for me. You can play outside at guns and starships all you like, but here is what it looks like, and you
never pictured it so clearly. That she has a ready grin and a perpetual
curiosity only adds to her role as audience surrogate.

With such
a successful return to a legendary show, I have little doubt that this Doctor
will go down in geek canon, but it deserves to be included in a
broader scope of popular entertainment. Very rarely have I encountered a show
that so well recalls everything that made watching TV as a child fun, and at
the same time appeals to the adult desire for complications, layered conflict,
and resolution. In that way, it’s a lot like Raiders of the Lost Ark. Children
can obsess over it and the simple morality, while adults can find that their
childish opinions weren’t so far out of line or taste as all that.

"Nah, Buff. Spike and I have got this one. She’s a hell-bitch,
and we have to get that brain-penis out of her. Yeah?"

The Package

discs. Four of them contain episodes plus bonus features, while the fifth is used
up by two extensive featurettes.

The four
discs contain wonderful and informative segments such as an interview from with
Eccleston from a BBC morning show, special effects explanations,
behind-the-scenes on the creative process behind individual episodes, video
diaries, trailers, and featurettes on production design. Every disc has at
least one bonus that’s worth your time, and most have more than that. It’s all
fan service, like the bonuses on Peter Jackson’s Extended Editions, but it
also serves as a great education into the Time Lord’s past and present for the
uninitiated (e.g., my wife.)

Every episode also contains full-length commentary, with a variety of people at the mics. Guest stars, directors, writers, effects producers, voice actors, Billie Piper, Russell T. Davies, and more cats. And, damn, these are good commentaries. Packed full of information, and of love for the source material. They’re an absolute joy to listen to, just on terms of their being complete explorations of any given episode.

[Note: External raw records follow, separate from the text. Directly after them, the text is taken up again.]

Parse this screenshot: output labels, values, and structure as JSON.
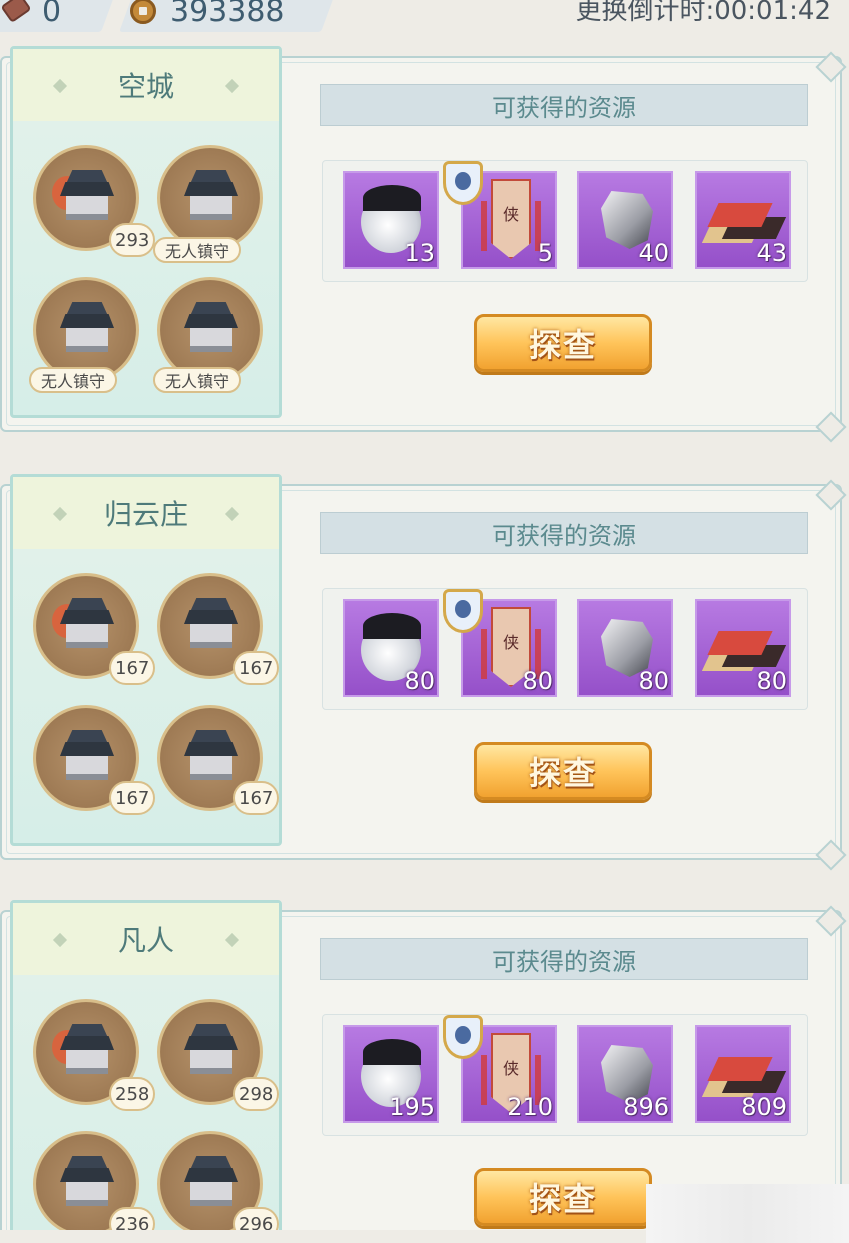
{
  "topbar": {
    "currency1_value": "0",
    "currency1_icon": "token-icon",
    "currency2_value": "393388",
    "currency2_icon": "copper-coin-icon",
    "countdown": "更换倒计时:00:01:42"
  },
  "regions": [
    {
      "name": "空城",
      "buildings": [
        {
          "icon": "red-tree-pavilion-icon",
          "count": "293"
        },
        {
          "icon": "dark-hall-icon",
          "count": "无人镇守"
        },
        {
          "icon": "pagoda-icon",
          "count": "无人镇守"
        },
        {
          "icon": "courtyard-icon",
          "count": "无人镇守"
        }
      ],
      "resources_title": "可获得的资源",
      "resources": [
        {
          "icon": "pearl-icon",
          "qty": "13"
        },
        {
          "icon": "xia-banner-icon",
          "qty": "5"
        },
        {
          "icon": "silver-ore-icon",
          "qty": "40"
        },
        {
          "icon": "cloth-bolt-icon",
          "qty": "43"
        }
      ],
      "button": "探查"
    },
    {
      "name": "归云庄",
      "buildings": [
        {
          "icon": "red-tree-pavilion-icon",
          "count": "167"
        },
        {
          "icon": "dark-hall-icon",
          "count": "167"
        },
        {
          "icon": "pagoda-icon",
          "count": "167"
        },
        {
          "icon": "courtyard-icon",
          "count": "167"
        }
      ],
      "resources_title": "可获得的资源",
      "resources": [
        {
          "icon": "pearl-icon",
          "qty": "80"
        },
        {
          "icon": "xia-banner-icon",
          "qty": "80"
        },
        {
          "icon": "silver-ore-icon",
          "qty": "80"
        },
        {
          "icon": "cloth-bolt-icon",
          "qty": "80"
        }
      ],
      "button": "探查"
    },
    {
      "name": "凡人",
      "buildings": [
        {
          "icon": "red-tree-pavilion-icon",
          "count": "258"
        },
        {
          "icon": "dark-hall-icon",
          "count": "298"
        },
        {
          "icon": "pagoda-icon",
          "count": "236"
        },
        {
          "icon": "courtyard-icon",
          "count": "296"
        }
      ],
      "resources_title": "可获得的资源",
      "resources": [
        {
          "icon": "pearl-icon",
          "qty": "195"
        },
        {
          "icon": "xia-banner-icon",
          "qty": "210"
        },
        {
          "icon": "silver-ore-icon",
          "qty": "896"
        },
        {
          "icon": "cloth-bolt-icon",
          "qty": "809"
        }
      ],
      "button": "探查"
    }
  ]
}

"The undigested green travels through the duodenum on its way
out of the system. Believe me, it’s not made from people by the time
it comes out the other end, if you know what I’m saying."

The fifth
disc contains a glorious behind-the-scenes documentary called "Doctor Who
Confidential," narrated by Simon Pegg of Spaced and Shaun
of the Dead
fame. The fiml is lengthy, and humorous, and concerned
mainly with the earlier phases of the project of getting the doctor back to the
small screen after his long hiatus. It continues on through production, and
covers more territory, with a broader scope, than the individual episode

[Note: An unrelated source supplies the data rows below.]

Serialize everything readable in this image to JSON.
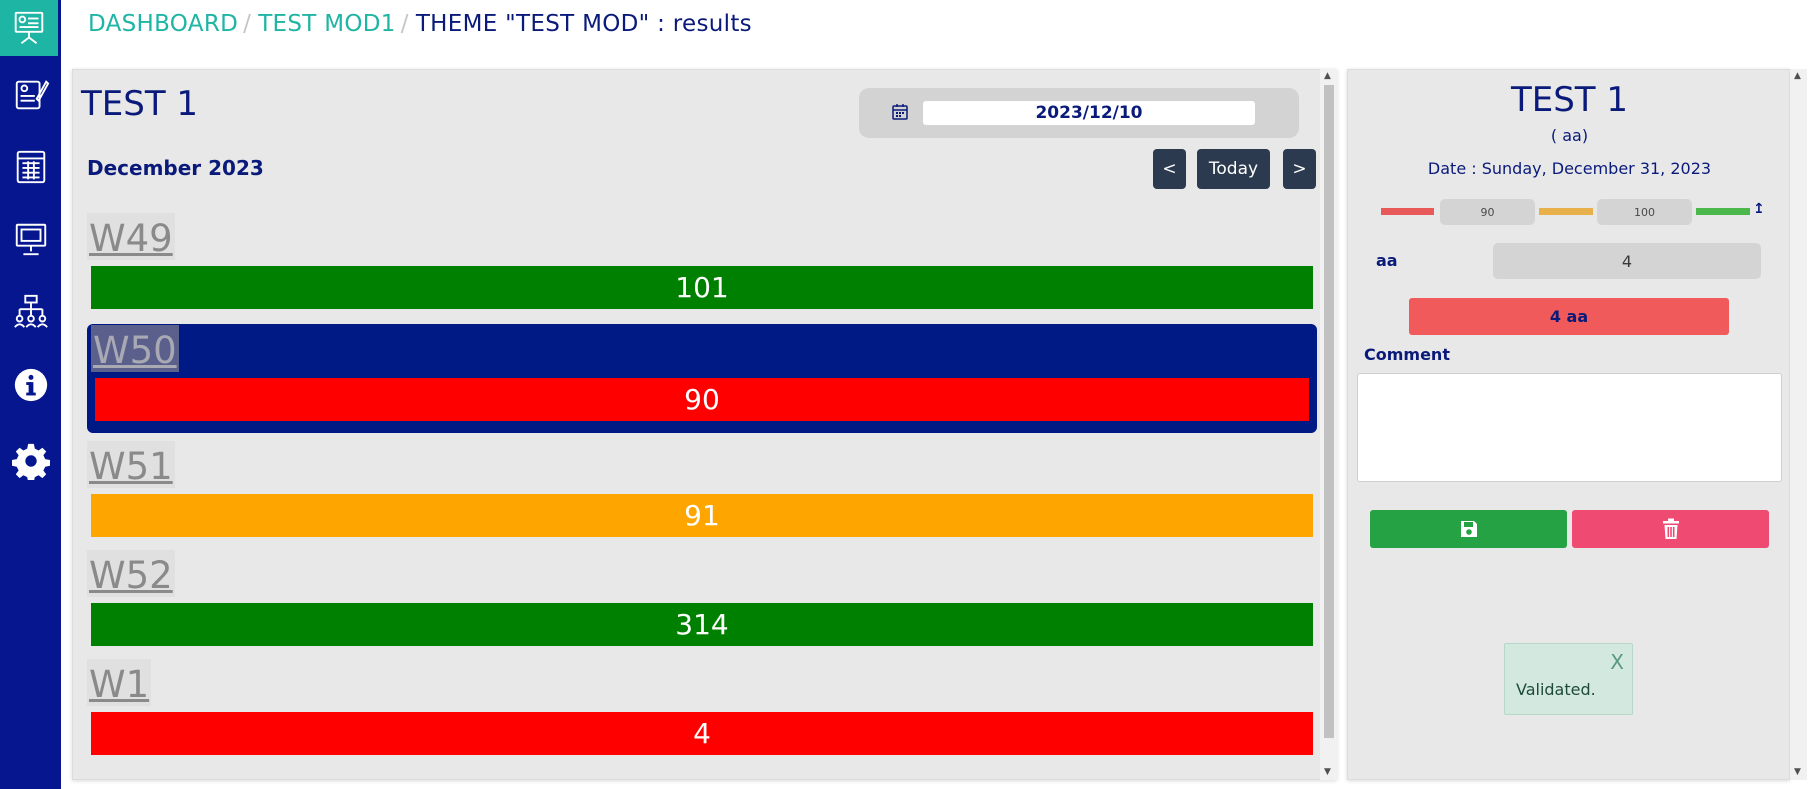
{
  "breadcrumb": {
    "items": [
      "DASHBOARD",
      "TEST MOD1"
    ],
    "separator": "/",
    "current": "THEME \"TEST MOD\" : results"
  },
  "sidebar": {
    "items": [
      {
        "icon": "presentation-board-icon",
        "active": true
      },
      {
        "icon": "checklist-pencil-icon",
        "active": false
      },
      {
        "icon": "spreadsheet-icon",
        "active": false
      },
      {
        "icon": "projector-screen-icon",
        "active": false
      },
      {
        "icon": "org-chart-icon",
        "active": false
      },
      {
        "icon": "info-icon",
        "active": false
      },
      {
        "icon": "gear-icon",
        "active": false
      }
    ]
  },
  "main": {
    "title": "TEST 1",
    "date_value": "2023/12/10",
    "month_label": "December 2023",
    "nav": {
      "prev": "<",
      "today": "Today",
      "next": ">"
    },
    "weeks": [
      {
        "label": "W49",
        "value": "101",
        "color": "#008000",
        "selected": false
      },
      {
        "label": "W50",
        "value": "90",
        "color": "#ff0000",
        "selected": true
      },
      {
        "label": "W51",
        "value": "91",
        "color": "#ffa500",
        "selected": false
      },
      {
        "label": "W52",
        "value": "314",
        "color": "#008000",
        "selected": false
      },
      {
        "label": "W1",
        "value": "4",
        "color": "#ff0000",
        "selected": false
      }
    ]
  },
  "detail": {
    "title": "TEST 1",
    "subtitle": "( aa)",
    "date_line": "Date : Sunday, December 31, 2023",
    "thresholds": {
      "low": "90",
      "high": "100",
      "arrow": "↥"
    },
    "unit_label": "aa",
    "unit_value": "4",
    "result_badge": "4 aa",
    "comment_label": "Comment",
    "comment_value": "",
    "toast": {
      "message": "Validated.",
      "close": "X"
    }
  },
  "colors": {
    "sidebar": "#06168f",
    "active_nav": "#1fb5a4",
    "selected_week": "#001a85",
    "save": "#25a244",
    "delete": "#ef4a72",
    "badge_red": "#f05a5a",
    "threshold_red": "#e85a5a",
    "threshold_orange": "#e8b04a",
    "threshold_green": "#4cb84c"
  }
}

The other
half of disc five is called "Backstage at Christmas," and deals with
an upcoming BBC Christmas special featuring the new doctor, David Tennant, who
takes over for Eccleston in the next series. If this brief glimpse, it seems
that Tennant will be right as home in Eccleston’s vacated space, and this might
be the rare Christmas special worth obtaining.

8.3 out of 10